Mechanism of opioid-induced hyperalgesia

Chronic mu receptor stimulation causes increased turnover of inhibitory opioid receptors, decoupling of receptors from second messenger system and upregulation of NMDA receptors.


Type of orbital fracture that may impair corneal reflex

Those affecting the superior orbital fissure because CNs III, IV, V and VI pass through here and the corneal reflex involves V1 sensation and VII motor action.


Physical exam findings suggestive of an orbital floor fracture?

Limited superior gaze due to inferior rectors entrapment and numbness of the upper cheek, lip and gingiva due to damage to the infraorbital nerve that normally runs along the floor of the orbit (V2).


1st line treatment of patients with disorders involving the urea cycle?

Protein restrict so the patient gets the AAs they need while minimizing ammonia production.


A 17 year old baseball player presents with upper extremity numbness, tingling and weakness in his right hand. He also complains of pain in exertion only in his right arm and right arm swelling. What is most likely causing his condition?

Thoracic outlet syndrome. The thoracic outlet is the space behind the clavicle and above the first rib and compression of the brachial plexus, subclavian vein and subclavian artery can occur with anterior or middle scalene muscle abnormalities, anomalous cervical rib or repeat overhead injuries.


What test has PYR-positivity replaced

Bacitracin resistance test to determine S. pyogenes (sensitive) from S. agalactiae (resistant)


What is the microbial differential for patients with necrotizing fasciitis?

S. pyogenes, S. aureus and C. perfringens.


What 3 cell types are contained in the juxtaglomerular apparatus?

Macula densa: tall narrow cells in the distal tubule that monitor flow rate and [Na] and send signals to juxtaglomerular cells.

Juxtaglomerular cells: modified smooth muscle cells in the afferent arteriolar wall that secrete zymogen granules in response to macula densa stimulation.

Extra-glomerular mesangial cells


Lymph nodes that receive lymphatic drainage from testes



Lymph nodes that receive lymphatic drainage from glans of penis and superficial inguinal nodes

Deep inguinal nodes


Lymph nodes that receive lymphatic drainage from the scrotum

Superficial inguinal nodes


An immunocompromised patient presents with sinusitis and fungal hyphae that branch at acute angles with septations.



An immunocompromised patient presents with sinusitis and fungal hyphae that branch at wide angles without septations.

Rhizopus species -> mucormycoses

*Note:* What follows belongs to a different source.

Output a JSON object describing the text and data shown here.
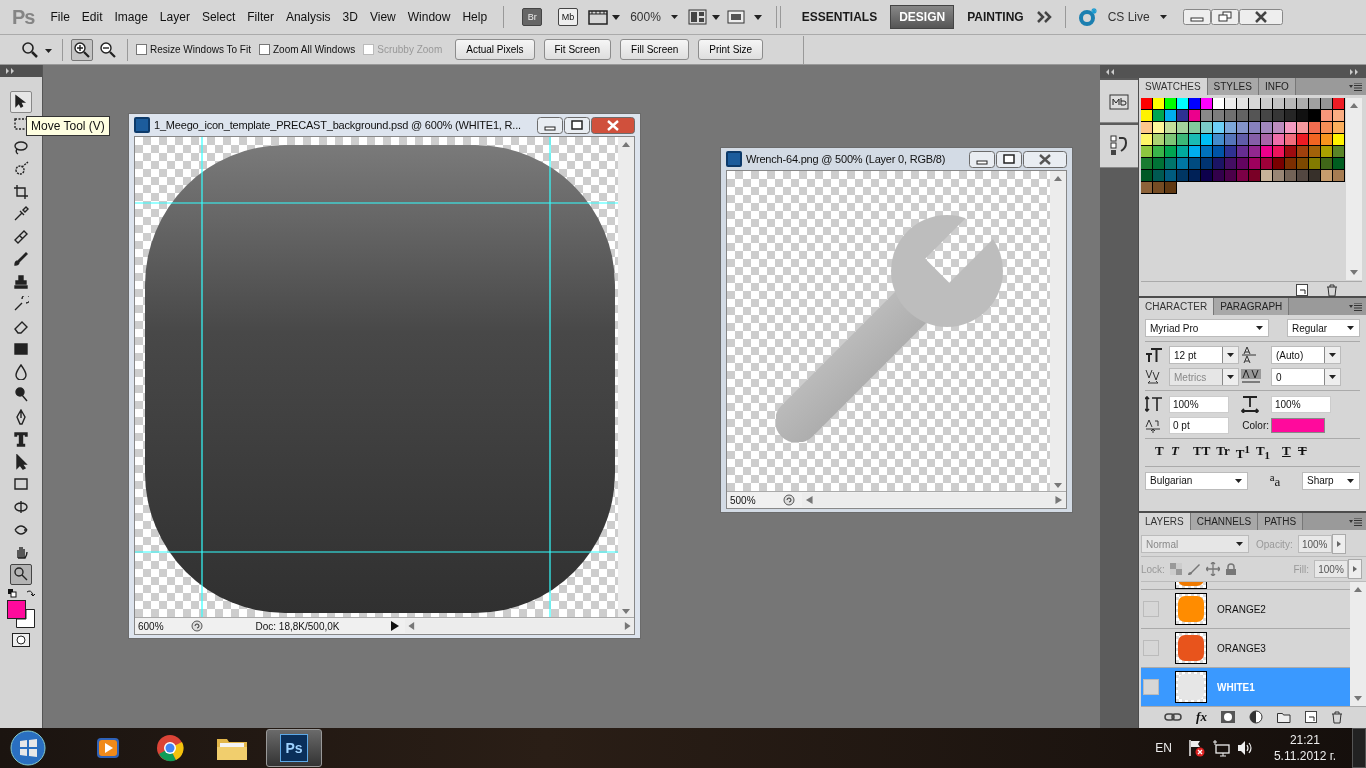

What is the main virulence factor involved in E. coli-related meningitis

K1 capsular polysaccharide. It prevents phagocytosis and complement-mediated lysis.


Mechanisms of LPS-induced shock

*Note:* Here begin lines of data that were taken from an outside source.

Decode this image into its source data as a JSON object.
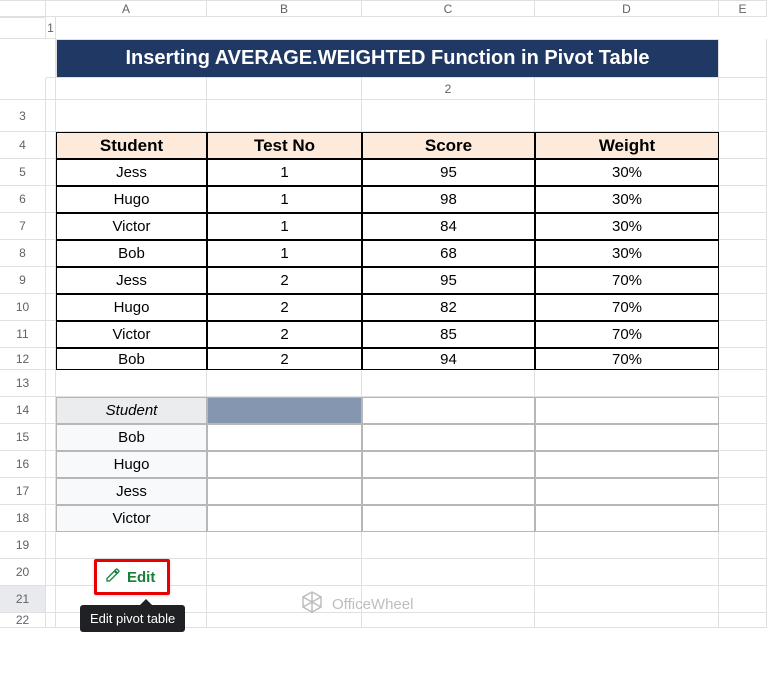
{
  "columns": [
    "A",
    "B",
    "C",
    "D",
    "E"
  ],
  "rows": [
    "1",
    "2",
    "3",
    "4",
    "5",
    "6",
    "7",
    "8",
    "9",
    "10",
    "11",
    "12",
    "13",
    "14",
    "15",
    "16",
    "17",
    "18",
    "19",
    "20",
    "21",
    "22"
  ],
  "title": "Inserting AVERAGE.WEIGHTED Function in Pivot Table",
  "headers": {
    "student": "Student",
    "testno": "Test No",
    "score": "Score",
    "weight": "Weight"
  },
  "data": [
    {
      "student": "Jess",
      "testno": "1",
      "score": "95",
      "weight": "30%"
    },
    {
      "student": "Hugo",
      "testno": "1",
      "score": "98",
      "weight": "30%"
    },
    {
      "student": "Victor",
      "testno": "1",
      "score": "84",
      "weight": "30%"
    },
    {
      "student": "Bob",
      "testno": "1",
      "score": "68",
      "weight": "30%"
    },
    {
      "student": "Jess",
      "testno": "2",
      "score": "95",
      "weight": "70%"
    },
    {
      "student": "Hugo",
      "testno": "2",
      "score": "82",
      "weight": "70%"
    },
    {
      "student": "Victor",
      "testno": "2",
      "score": "85",
      "weight": "70%"
    },
    {
      "student": "Bob",
      "testno": "2",
      "score": "94",
      "weight": "70%"
    }
  ],
  "pivot": {
    "header": "Student",
    "rows": [
      "Bob",
      "Hugo",
      "Jess",
      "Victor"
    ]
  },
  "edit": {
    "label": "Edit",
    "tooltip": "Edit pivot table"
  },
  "watermark": "OfficeWheel",
  "chart_data": {
    "type": "table",
    "title": "Inserting AVERAGE.WEIGHTED Function in Pivot Table",
    "columns": [
      "Student",
      "Test No",
      "Score",
      "Weight"
    ],
    "rows": [
      [
        "Jess",
        1,
        95,
        0.3
      ],
      [
        "Hugo",
        1,
        98,
        0.3
      ],
      [
        "Victor",
        1,
        84,
        0.3
      ],
      [
        "Bob",
        1,
        68,
        0.3
      ],
      [
        "Jess",
        2,
        95,
        0.7
      ],
      [
        "Hugo",
        2,
        82,
        0.7
      ],
      [
        "Victor",
        2,
        85,
        0.7
      ],
      [
        "Bob",
        2,
        94,
        0.7
      ]
    ]
  }
}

Widespread cytokine release of IL-1, IL-6 and TNF-alpha


Main virulence factor involved in E. coli related blood diarrhea

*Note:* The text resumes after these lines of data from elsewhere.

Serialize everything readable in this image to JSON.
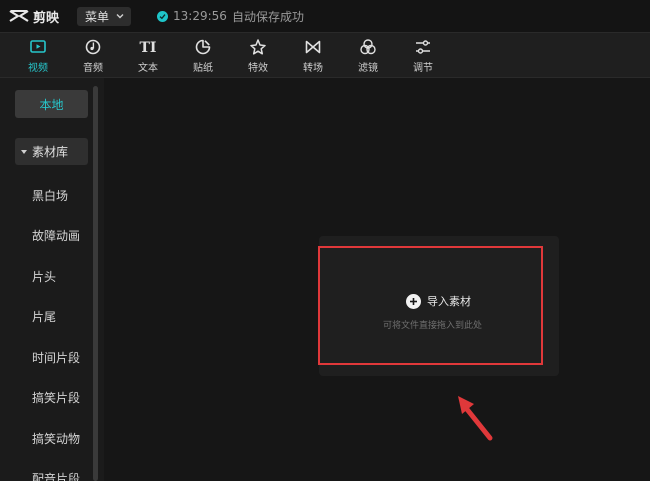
{
  "titlebar": {
    "app_name": "剪映",
    "menu_label": "菜单",
    "save_time": "13:29:56",
    "save_text": "自动保存成功"
  },
  "toolbar": {
    "tools": [
      {
        "label": "视频",
        "icon": "video-icon",
        "active": true
      },
      {
        "label": "音频",
        "icon": "audio-icon"
      },
      {
        "label": "文本",
        "icon": "text-icon"
      },
      {
        "label": "贴纸",
        "icon": "sticker-icon"
      },
      {
        "label": "特效",
        "icon": "effects-icon"
      },
      {
        "label": "转场",
        "icon": "transition-icon"
      },
      {
        "label": "滤镜",
        "icon": "filter-icon"
      },
      {
        "label": "调节",
        "icon": "adjust-icon"
      }
    ]
  },
  "sidebar": {
    "local_label": "本地",
    "library_label": "素材库",
    "items": [
      "黑白场",
      "故障动画",
      "片头",
      "片尾",
      "时间片段",
      "搞笑片段",
      "搞笑动物",
      "配音片段"
    ]
  },
  "main": {
    "import_label": "导入素材",
    "import_hint": "可将文件直接拖入到此处"
  },
  "colors": {
    "accent": "#27c7cc",
    "highlight": "#e0383a"
  }
}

Verotoxin (shiva-like) -> 60S inactivation -> cell death due to decreased protein synthesis